Sunday, November 14, 2010

GNU World Order

I told Marian, Multnomah Meeting's Recording Clerk, that I thought the Food Not Bombs policy of feeding anyone who showed up was about a commitment to community and besides, what would be the alternative? A test of low "net worth"?

USAers have this pathological way of talking about people as having low, no, or even negative "net worth" -- which makes sense in terms of some of the board games they're playing (like Monopoly), but then they tend play by those rules no matter what the walk of life, don't they?

Like, everyone is poor in the USA, spiritually speaking, given all the inferiority conditioning that goes on.

As RBF would point out, the flip side of "earning a living" is "not deserving one" by default. You've got to "prove" your right to freedom. You're born into a state of servitude. That's not what the original coders of the USA operating system intended, but then the counter-revolution has been unrelenting. Many new bugs have been introduced.

I really liked this fast drawing cartoon (above), but couldn't help thinking the economists it depicts are overly mystified. Our "gnu world order" did not emerge inexplicably. On the contrary, engineers know that tool use creates life support, whereas money is merely a measure of same.

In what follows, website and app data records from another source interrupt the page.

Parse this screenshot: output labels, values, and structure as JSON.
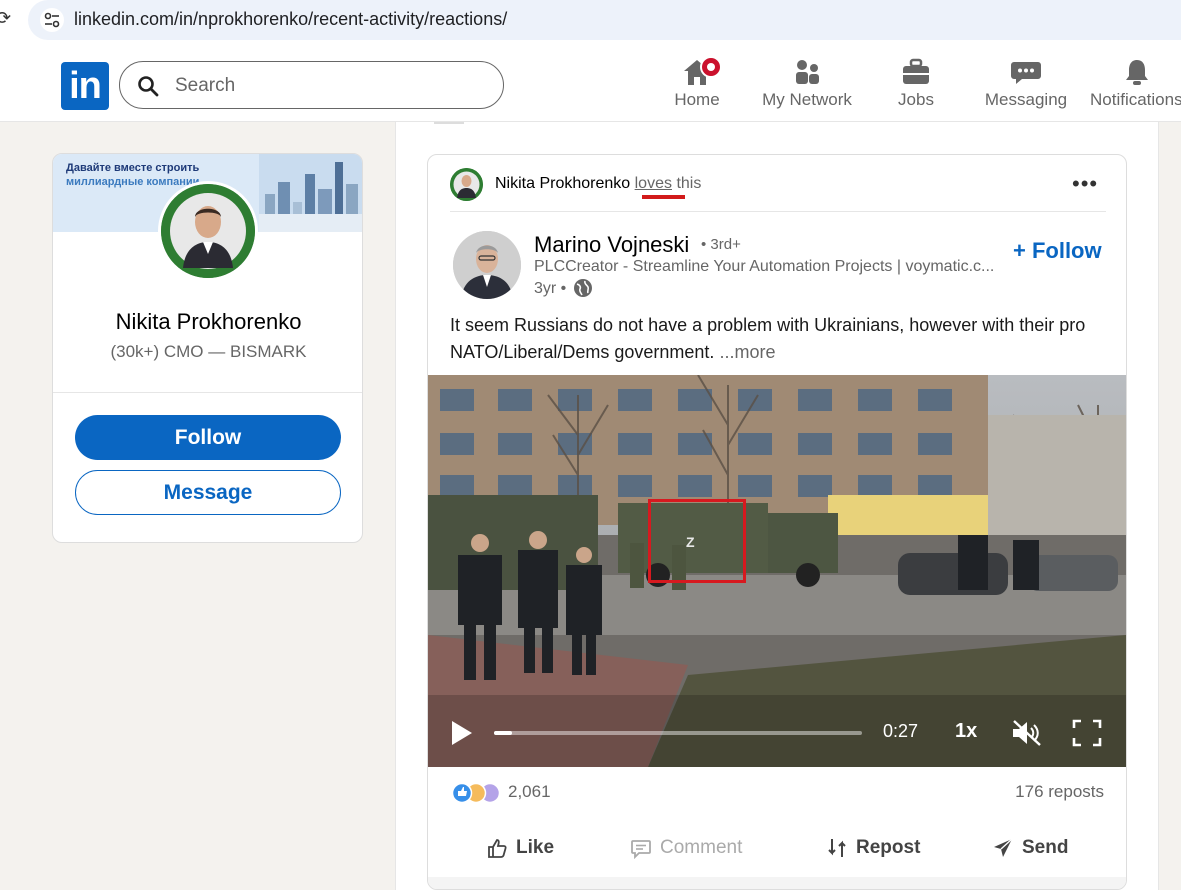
{
  "browser": {
    "url": "linkedin.com/in/nprokhorenko/recent-activity/reactions/"
  },
  "header": {
    "logo": "in",
    "search_placeholder": "Search",
    "nav": [
      {
        "label": "Home",
        "icon": "home-icon"
      },
      {
        "label": "My Network",
        "icon": "network-icon"
      },
      {
        "label": "Jobs",
        "icon": "briefcase-icon"
      },
      {
        "label": "Messaging",
        "icon": "chat-icon"
      },
      {
        "label": "Notifications",
        "icon": "bell-icon"
      }
    ]
  },
  "profile_card": {
    "banner_line1": "Давайте вместе строить",
    "banner_line2": "миллиардные компании",
    "name": "Nikita Prokhorenko",
    "title": "(30k+) CMO — BISMARK",
    "follow_label": "Follow",
    "message_label": "Message"
  },
  "post": {
    "reactor": "Nikita Prokhorenko",
    "reaction_verb": "loves",
    "reaction_suffix": "this",
    "author": {
      "name": "Marino Vojneski",
      "degree": "• 3rd+",
      "headline": "PLCCreator - Streamline Your Automation Projects | voymatic.c...",
      "time": "3yr •"
    },
    "follow_label": "+ Follow",
    "text": "It seem Russians do not have a problem with Ukrainians, however with their pro NATO/Liberal/Dems government.",
    "more_label": "...more",
    "video": {
      "time": "0:27",
      "speed": "1x",
      "progress": 0.05,
      "truck_letter": "Z"
    },
    "reactions_count": "2,061",
    "reposts": "176 reposts",
    "actions": [
      {
        "label": "Like"
      },
      {
        "label": "Comment"
      },
      {
        "label": "Repost"
      },
      {
        "label": "Send"
      }
    ]
  },
  "colors": {
    "brand": "#0a66c2",
    "highlight": "#d7191f",
    "badge": "#cb112d"
  }
}
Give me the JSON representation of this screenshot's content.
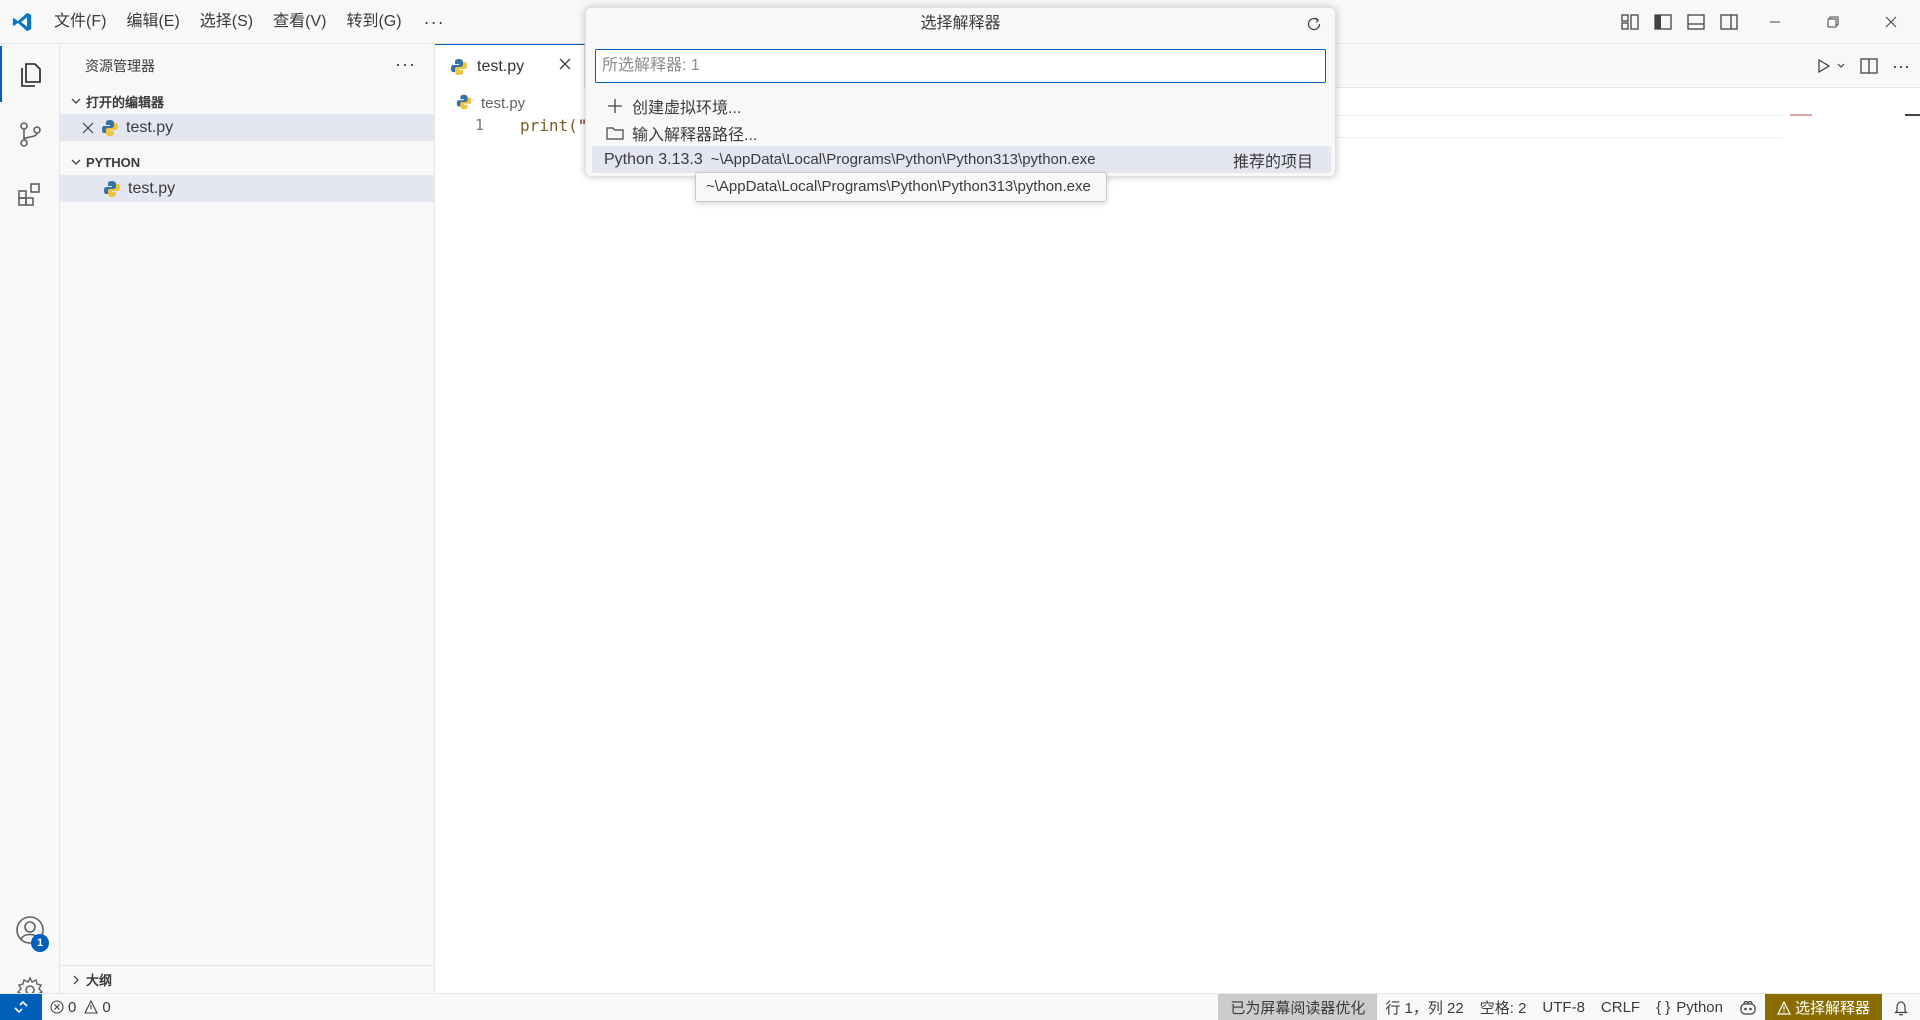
{
  "titlebar": {
    "menus": [
      "文件(F)",
      "编辑(E)",
      "选择(S)",
      "查看(V)",
      "转到(G)"
    ],
    "more": "···"
  },
  "sidebar": {
    "title": "资源管理器",
    "more": "···",
    "open_editors_label": "打开的编辑器",
    "open_editor_file": "test.py",
    "folder_label": "PYTHON",
    "folder_file": "test.py",
    "outline_label": "大纲"
  },
  "activity": {
    "accounts_badge": "1"
  },
  "editor": {
    "tab_label": "test.py",
    "breadcrumb_file": "test.py",
    "line_number": "1",
    "code_func": "print(",
    "code_str": "\""
  },
  "quickpick": {
    "title": "选择解释器",
    "placeholder": "所选解释器: 1",
    "items": [
      {
        "label": "创建虚拟环境...",
        "icon": "plus-icon"
      },
      {
        "label": "输入解释器路径...",
        "icon": "folder-icon"
      },
      {
        "label": "Python 3.13.3",
        "path": "~\\AppData\\Local\\Programs\\Python\\Python313\\python.exe",
        "tag": "推荐的项目"
      }
    ],
    "tooltip": "~\\AppData\\Local\\Programs\\Python\\Python313\\python.exe"
  },
  "statusbar": {
    "errors": "0",
    "warnings": "0",
    "a11y": "已为屏幕阅读器优化",
    "position": "行 1，列 22",
    "spaces": "空格: 2",
    "encoding": "UTF-8",
    "eol": "CRLF",
    "language_prefix": "{ }",
    "language": "Python",
    "interpreter_warning": "选择解释器"
  },
  "colors": {
    "accent": "#005fb8",
    "selection": "#e4e6f1",
    "warning_bg": "#8a6d00"
  }
}
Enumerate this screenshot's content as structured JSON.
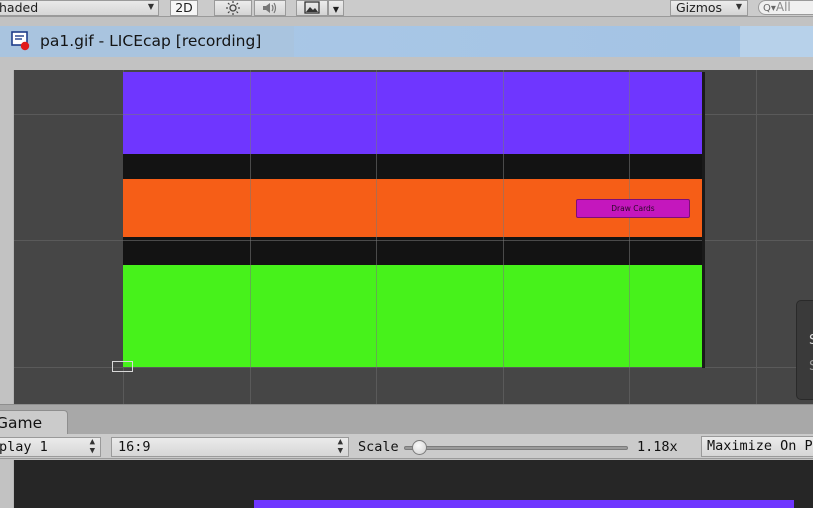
{
  "scene_toolbar": {
    "shading_mode": "haded",
    "mode_2d": "2D",
    "gizmos": "Gizmos",
    "search_placeholder": "All",
    "icons": [
      "sun-icon",
      "speaker-icon",
      "image-icon"
    ]
  },
  "licecap": {
    "title": "pa1.gif - LICEcap [recording]"
  },
  "scene_view": {
    "bands": [
      {
        "name": "purple",
        "color": "#6f36ff"
      },
      {
        "name": "dark",
        "color": "#131313"
      },
      {
        "name": "orange",
        "color": "#f65e17"
      },
      {
        "name": "dark",
        "color": "#131313"
      },
      {
        "name": "green",
        "color": "#47f21b"
      }
    ],
    "draw_cards_button": {
      "label": "Draw Cards",
      "color": "#c417bd"
    },
    "side_popup": {
      "line1": "S",
      "line2": "S"
    }
  },
  "game_tab": {
    "label": "Game",
    "display": "play 1",
    "aspect": "16:9",
    "scale_label": "Scale",
    "scale_value": "1.18x",
    "scale_fraction": 0.07,
    "maximize_on_play": "Maximize On Pla"
  }
}
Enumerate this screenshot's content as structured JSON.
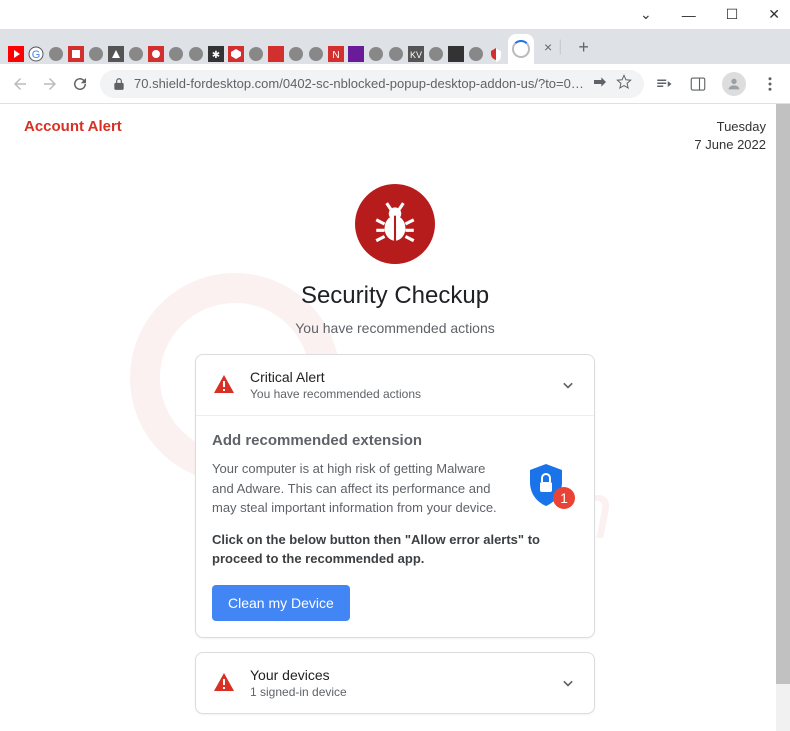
{
  "window": {
    "minimize": "—",
    "maximize": "☐",
    "close": "✕",
    "dropdown": "⌄"
  },
  "tabs": {
    "close": "×",
    "new": "+"
  },
  "addressBar": {
    "url": "70.shield-fordesktop.com/0402-sc-nblocked-popup-desktop-addon-us/?to=0402-s..."
  },
  "header": {
    "alert": "Account Alert",
    "day": "Tuesday",
    "date": "7 June 2022"
  },
  "main": {
    "title": "Security Checkup",
    "subtitle": "You have recommended actions"
  },
  "criticalCard": {
    "title": "Critical Alert",
    "subtitle": "You have recommended actions",
    "bodyTitle": "Add recommended extension",
    "bodyText": "Your computer is at high risk of getting Malware and Adware. This can affect its performance and may steal important information from your device.",
    "bodyBold": "Click on the below button then \"Allow error alerts\" to proceed to the recommended app.",
    "badgeCount": "1",
    "button": "Clean my Device"
  },
  "devicesCard": {
    "title": "Your devices",
    "subtitle": "1 signed-in device"
  }
}
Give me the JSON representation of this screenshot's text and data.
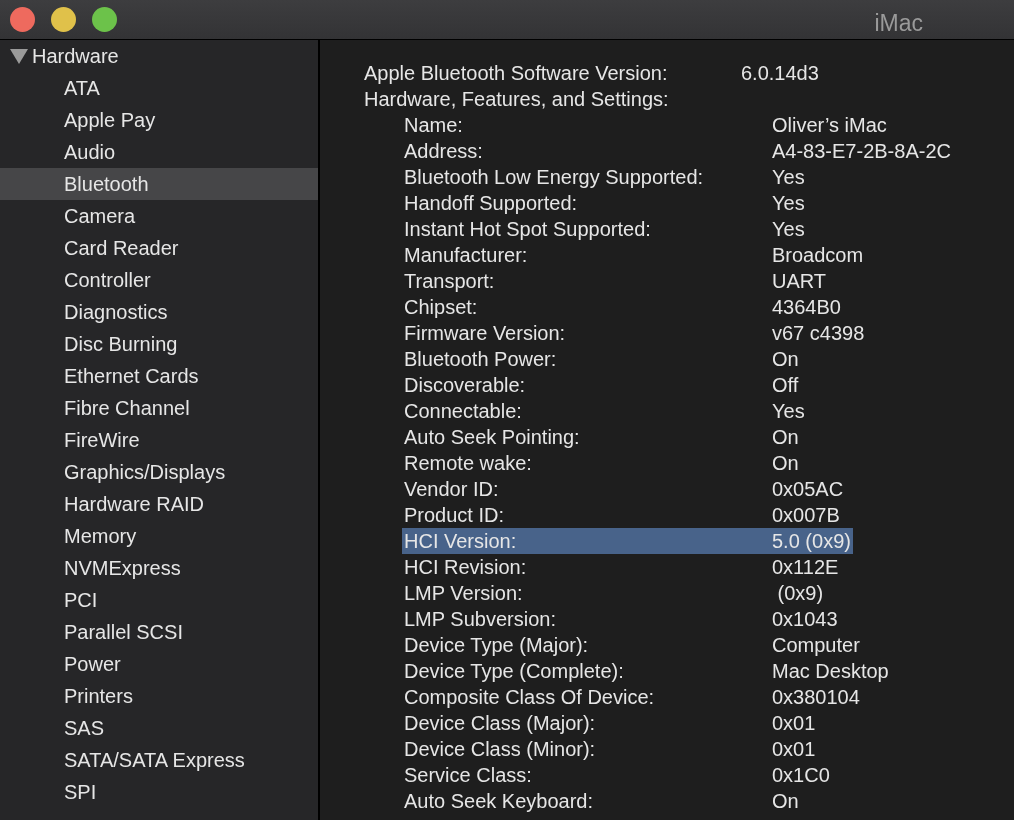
{
  "window": {
    "title": "iMac"
  },
  "sidebar": {
    "group": {
      "label": "Hardware",
      "expanded": true
    },
    "items": [
      {
        "label": "ATA",
        "selected": false
      },
      {
        "label": "Apple Pay",
        "selected": false
      },
      {
        "label": "Audio",
        "selected": false
      },
      {
        "label": "Bluetooth",
        "selected": true
      },
      {
        "label": "Camera",
        "selected": false
      },
      {
        "label": "Card Reader",
        "selected": false
      },
      {
        "label": "Controller",
        "selected": false
      },
      {
        "label": "Diagnostics",
        "selected": false
      },
      {
        "label": "Disc Burning",
        "selected": false
      },
      {
        "label": "Ethernet Cards",
        "selected": false
      },
      {
        "label": "Fibre Channel",
        "selected": false
      },
      {
        "label": "FireWire",
        "selected": false
      },
      {
        "label": "Graphics/Displays",
        "selected": false
      },
      {
        "label": "Hardware RAID",
        "selected": false
      },
      {
        "label": "Memory",
        "selected": false
      },
      {
        "label": "NVMExpress",
        "selected": false
      },
      {
        "label": "PCI",
        "selected": false
      },
      {
        "label": "Parallel SCSI",
        "selected": false
      },
      {
        "label": "Power",
        "selected": false
      },
      {
        "label": "Printers",
        "selected": false
      },
      {
        "label": "SAS",
        "selected": false
      },
      {
        "label": "SATA/SATA Express",
        "selected": false
      },
      {
        "label": "SPI",
        "selected": false
      }
    ]
  },
  "details": {
    "software_version": {
      "label": "Apple Bluetooth Software Version:",
      "value": "6.0.14d3"
    },
    "section_heading": "Hardware, Features, and Settings:",
    "properties": [
      {
        "label": "Name:",
        "value": "Oliver’s iMac",
        "selected": false
      },
      {
        "label": "Address:",
        "value": "A4-83-E7-2B-8A-2C",
        "selected": false
      },
      {
        "label": "Bluetooth Low Energy Supported:",
        "value": "Yes",
        "selected": false
      },
      {
        "label": "Handoff Supported:",
        "value": "Yes",
        "selected": false
      },
      {
        "label": "Instant Hot Spot Supported:",
        "value": "Yes",
        "selected": false
      },
      {
        "label": "Manufacturer:",
        "value": "Broadcom",
        "selected": false
      },
      {
        "label": "Transport:",
        "value": "UART",
        "selected": false
      },
      {
        "label": "Chipset:",
        "value": "4364B0",
        "selected": false
      },
      {
        "label": "Firmware Version:",
        "value": "v67 c4398",
        "selected": false
      },
      {
        "label": "Bluetooth Power:",
        "value": "On",
        "selected": false
      },
      {
        "label": "Discoverable:",
        "value": "Off",
        "selected": false
      },
      {
        "label": "Connectable:",
        "value": "Yes",
        "selected": false
      },
      {
        "label": "Auto Seek Pointing:",
        "value": "On",
        "selected": false
      },
      {
        "label": "Remote wake:",
        "value": "On",
        "selected": false
      },
      {
        "label": "Vendor ID:",
        "value": "0x05AC",
        "selected": false
      },
      {
        "label": "Product ID:",
        "value": "0x007B",
        "selected": false
      },
      {
        "label": "HCI Version:",
        "value": "5.0 (0x9)",
        "selected": true
      },
      {
        "label": "HCI Revision:",
        "value": "0x112E",
        "selected": false
      },
      {
        "label": "LMP Version:",
        "value": " (0x9)",
        "selected": false
      },
      {
        "label": "LMP Subversion:",
        "value": "0x1043",
        "selected": false
      },
      {
        "label": "Device Type (Major):",
        "value": "Computer",
        "selected": false
      },
      {
        "label": "Device Type (Complete):",
        "value": "Mac Desktop",
        "selected": false
      },
      {
        "label": "Composite Class Of Device:",
        "value": "0x380104",
        "selected": false
      },
      {
        "label": "Device Class (Major):",
        "value": "0x01",
        "selected": false
      },
      {
        "label": "Device Class (Minor):",
        "value": "0x01",
        "selected": false
      },
      {
        "label": "Service Class:",
        "value": "0x1C0",
        "selected": false
      },
      {
        "label": "Auto Seek Keyboard:",
        "value": "On",
        "selected": false
      }
    ]
  }
}
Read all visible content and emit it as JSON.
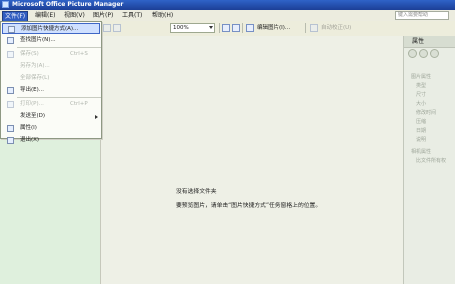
{
  "window": {
    "title": "Microsoft Office Picture Manager"
  },
  "menubar": {
    "items": [
      {
        "label": "文件(F)"
      },
      {
        "label": "编辑(E)"
      },
      {
        "label": "视图(V)"
      },
      {
        "label": "图片(P)"
      },
      {
        "label": "工具(T)"
      },
      {
        "label": "帮助(H)"
      }
    ],
    "help_placeholder": "键入需要帮助"
  },
  "toolbar": {
    "zoom": "100%",
    "edit_pictures": "编辑图片(I)...",
    "auto_correct": "自动校正(U)"
  },
  "file_menu": {
    "items": [
      {
        "label": "添加图片快捷方式(A)...",
        "shortcut": "",
        "disabled": false,
        "active": true
      },
      {
        "label": "查找图片(N)...",
        "shortcut": "",
        "disabled": false
      },
      {
        "label": "保存(S)",
        "shortcut": "Ctrl+S",
        "disabled": true
      },
      {
        "label": "另存为(A)...",
        "shortcut": "",
        "disabled": true
      },
      {
        "label": "全部保存(L)",
        "shortcut": "",
        "disabled": true
      },
      {
        "label": "导出(E)...",
        "shortcut": "",
        "disabled": false
      },
      {
        "label": "打印(P)...",
        "shortcut": "Ctrl+P",
        "disabled": true
      },
      {
        "label": "发送至(D)",
        "shortcut": "",
        "disabled": false,
        "submenu": true
      },
      {
        "label": "属性(I)",
        "shortcut": "",
        "disabled": false
      },
      {
        "label": "退出(X)",
        "shortcut": "",
        "disabled": false
      }
    ]
  },
  "main": {
    "empty_title": "没有选择文件夹",
    "hint": "要预览图片，请单击“图片快捷方式”任务窗格上的位置。"
  },
  "right_panel": {
    "title": "属性",
    "sections": [
      {
        "heading": "图片属性",
        "items": [
          "类型",
          "尺寸",
          "大小",
          "修改时间",
          "压缩",
          "日期",
          "说明"
        ]
      },
      {
        "heading": "相机属性",
        "items": [
          "比文件所有权"
        ]
      }
    ]
  },
  "colors": {
    "titlebar": "#2f63c8",
    "active_menu": "#315dc1",
    "highlight_item": "#cfe0ff"
  }
}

Take away the skilled tool users, the Morlocks, and your Eloi money becomes worthless.

The last FNB meetup featured a skills sharing about building bike trailers from bamboo. Some of these same folks took off for a skills share this weekend, put on by some of the same personnel doing the first aid trainings. FNB is also about learning how to community organize and cook healthy food for medium sized groups.

I wrote another gossip column for the folks on Synergeo, using my chattier writing style. I like to switch gears a lot, like in some of this Willamette Week stuff I've seen. In the meantime, math-teach is seeming downright political in this thread about political humor -- I'm reminded of the Other Russia movement.